Thursday, April 10, 2008

The Past Gets Futuristic Again: Atari STeem and Dr.T's KCS

The Past Gets Futuristic Again: Atari STeem and Dr.T's KCS
Here we explore the nebulous place where the cutting edge meets low-tech minimalism.

In 1987, the Atari 1040 hit the market, sporting an 8mhz processor and a then unheard-of 4 megabytes of RAM. Its integrated MIDI ports made it a contender against the other popular music computer of the time, the Commodore 64, and the operating system (called TOS, which stands for... The Operating System) was so microscopically small that it fit onto a single chip, making a hard drive optional. Much of the MIDI software written for this no-frills skeleton of a system followed suit, offering stark, eye-gouging interfaces that were packed with cryptic but highly efficient functions often hidden in plain sight. Of these, C-Lab's Notator software reigned supreme, offering an amazing array of MIDI editing the likes of which I have never seen anywhere else.
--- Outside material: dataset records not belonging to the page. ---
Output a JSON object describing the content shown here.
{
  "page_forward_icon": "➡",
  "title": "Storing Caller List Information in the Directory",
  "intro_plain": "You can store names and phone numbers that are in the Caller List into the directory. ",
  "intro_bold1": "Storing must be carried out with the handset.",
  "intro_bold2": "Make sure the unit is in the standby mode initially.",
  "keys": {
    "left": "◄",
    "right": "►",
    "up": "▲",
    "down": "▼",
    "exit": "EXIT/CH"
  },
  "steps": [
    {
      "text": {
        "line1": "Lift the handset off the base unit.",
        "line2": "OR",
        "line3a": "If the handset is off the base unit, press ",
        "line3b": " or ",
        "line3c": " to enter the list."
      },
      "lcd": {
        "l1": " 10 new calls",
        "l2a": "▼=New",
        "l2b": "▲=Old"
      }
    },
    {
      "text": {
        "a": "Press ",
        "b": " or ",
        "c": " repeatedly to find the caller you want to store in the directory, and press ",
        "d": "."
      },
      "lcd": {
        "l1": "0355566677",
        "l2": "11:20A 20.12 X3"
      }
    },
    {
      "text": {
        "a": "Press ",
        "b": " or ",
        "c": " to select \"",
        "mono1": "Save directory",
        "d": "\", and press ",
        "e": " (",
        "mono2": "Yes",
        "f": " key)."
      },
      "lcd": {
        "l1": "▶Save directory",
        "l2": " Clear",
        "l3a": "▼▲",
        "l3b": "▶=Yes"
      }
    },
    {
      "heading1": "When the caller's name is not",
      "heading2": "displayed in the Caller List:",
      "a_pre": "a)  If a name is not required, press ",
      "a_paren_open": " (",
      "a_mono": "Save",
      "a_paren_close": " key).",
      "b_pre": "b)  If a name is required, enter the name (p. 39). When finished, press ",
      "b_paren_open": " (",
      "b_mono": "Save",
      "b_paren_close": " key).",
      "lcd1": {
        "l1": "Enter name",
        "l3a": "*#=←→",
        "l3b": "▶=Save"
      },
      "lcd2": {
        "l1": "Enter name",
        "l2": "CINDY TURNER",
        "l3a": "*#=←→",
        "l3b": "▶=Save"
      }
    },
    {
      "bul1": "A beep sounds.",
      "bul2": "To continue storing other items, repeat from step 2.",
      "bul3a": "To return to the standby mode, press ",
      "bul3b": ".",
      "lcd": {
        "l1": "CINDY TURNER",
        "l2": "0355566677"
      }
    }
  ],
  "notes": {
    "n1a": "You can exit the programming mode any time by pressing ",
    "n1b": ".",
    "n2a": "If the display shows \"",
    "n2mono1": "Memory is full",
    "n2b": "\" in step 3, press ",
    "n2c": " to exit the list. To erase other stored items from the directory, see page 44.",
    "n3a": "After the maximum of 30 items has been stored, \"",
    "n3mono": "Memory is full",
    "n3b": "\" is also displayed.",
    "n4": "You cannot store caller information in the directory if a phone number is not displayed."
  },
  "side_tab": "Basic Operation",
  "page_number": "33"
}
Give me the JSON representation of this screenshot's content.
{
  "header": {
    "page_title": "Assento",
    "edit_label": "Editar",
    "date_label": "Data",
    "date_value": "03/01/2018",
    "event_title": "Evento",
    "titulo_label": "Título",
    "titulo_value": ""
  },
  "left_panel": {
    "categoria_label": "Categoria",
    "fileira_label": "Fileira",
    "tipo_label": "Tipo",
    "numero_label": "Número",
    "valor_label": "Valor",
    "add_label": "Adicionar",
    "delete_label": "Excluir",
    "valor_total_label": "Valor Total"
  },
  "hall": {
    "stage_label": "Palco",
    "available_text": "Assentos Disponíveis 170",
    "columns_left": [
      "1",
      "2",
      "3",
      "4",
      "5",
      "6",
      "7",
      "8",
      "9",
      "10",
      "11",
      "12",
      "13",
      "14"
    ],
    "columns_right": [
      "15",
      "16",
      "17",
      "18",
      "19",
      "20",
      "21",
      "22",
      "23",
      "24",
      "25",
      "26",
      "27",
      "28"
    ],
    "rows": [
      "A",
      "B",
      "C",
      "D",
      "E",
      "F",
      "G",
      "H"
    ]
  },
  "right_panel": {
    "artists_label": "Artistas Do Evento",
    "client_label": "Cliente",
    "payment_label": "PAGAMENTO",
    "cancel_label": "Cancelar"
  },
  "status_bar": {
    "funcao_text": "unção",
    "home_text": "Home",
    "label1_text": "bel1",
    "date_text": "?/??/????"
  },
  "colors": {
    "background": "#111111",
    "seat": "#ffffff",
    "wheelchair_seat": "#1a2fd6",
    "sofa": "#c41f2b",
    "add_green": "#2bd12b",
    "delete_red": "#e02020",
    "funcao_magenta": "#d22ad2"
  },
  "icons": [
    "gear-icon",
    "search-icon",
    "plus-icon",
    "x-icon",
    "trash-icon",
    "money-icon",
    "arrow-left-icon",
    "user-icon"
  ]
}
My 1040ste unit has seen some hard times over the years of daily use. I've repaired it many times, gone through two monitors, and given it more than its fair share of pounding and overheating. Thankfully, the engineers at Atari were bright enough to encase most of the unit's internal components under removable metal shells. Nothing lasts forever, though, and each passing day of suspiciously flawless performance makes me wonder: how long will this machine last? It's nearly as old as I am, and replacement parts are hard to come by. If WHEN it bites the dust, the heart of my studio will be ripped out. So, I went searching for a modern solution.

Of the of Atari emulators I tested on my laptop (an HP Pavillion) the best was Atari STeem. Not only does it faithfully emulate any of the 1040 series, the software can also run much, much faster than the hardware unit, allowing virtual overclocking and RAM expansion up to an otherwise impossible 14mb. Unfortunately, the program also brings some stability issues to the table that were never present in the hardware unit, but with modest performance settings this are easily managed. Unfortunately, C-Lab Notator cannot run under STeem, because nobody has managed to emulate Notator's hardware lock. Consensus among Atari MIDI buffs says that it could theoretically be done, but it would technically be illegal, and also heinously difficult. As I am no Atari guru, I went in search of another solution to my MIDI needs.

The answer came in the form of Dr. Emile Tobenfeld's KCS Omega II software, a visionary MIDI editing suite completely unlike any other I have ever seen. The last official release was in 1993, but the software is easily had online at Tim's Atari Midi World. It is, as the documentation states a combination of several midi programs that work together under a multitasking environment called the Multi Program Environment, or MPE. Packed inside are programs like the Programmable Variation Generator, the TIGER graphical editor, a MIDI automation mixer, song mode, and a score editor. Each of these is complex and can be used as a program of its own, or in concert with the other programs. The main attraction for me is the Keyboard Controlled Sequencer for which the program is named. It runs in two modes, Open mode and Track mode. In Track mode, the program offers 48 MIDI tracks controlled with tape-style transport controls and a host of editing functions. Open mode allows the user to independently loop and playback 128 separate sequences via keyboard-mapped MIDI phrases, for a kind of live, hands-on approach to MIDI composition one might not expect from such an old program. That's right, it's an Atari sequencer that can be used live, quite possibly to great effect. Both modes offer extremely in-depth programming and a few unexpected functions.

Even better, STeem's MIDI faculties handled information to and from my MOTU Fastlane USB/MIDI box without any latency issues. In fact, setting up MIDI under STeem was far easier than under Reason, Cubase, Adobe Audition or any of the other modern software I use. The clock is solid and the stability is absolutely amazing, especially considering that Windows Vista can't get that kind of stability out of any other program. The KCS software's learning curve is somewhat steep, and could potentially throw off the modern user who has been spoiled by dumbed-down functionality and slick graphical interfaces. It is greatly worth learning, however, because the depth of MIDI programming capability offered by KCS is astounding.

1 comment:

Anonymous said...

There's a brand new website called the Atari Music Network which supports the Atari platform as a contemporary digital music tool. Check it out!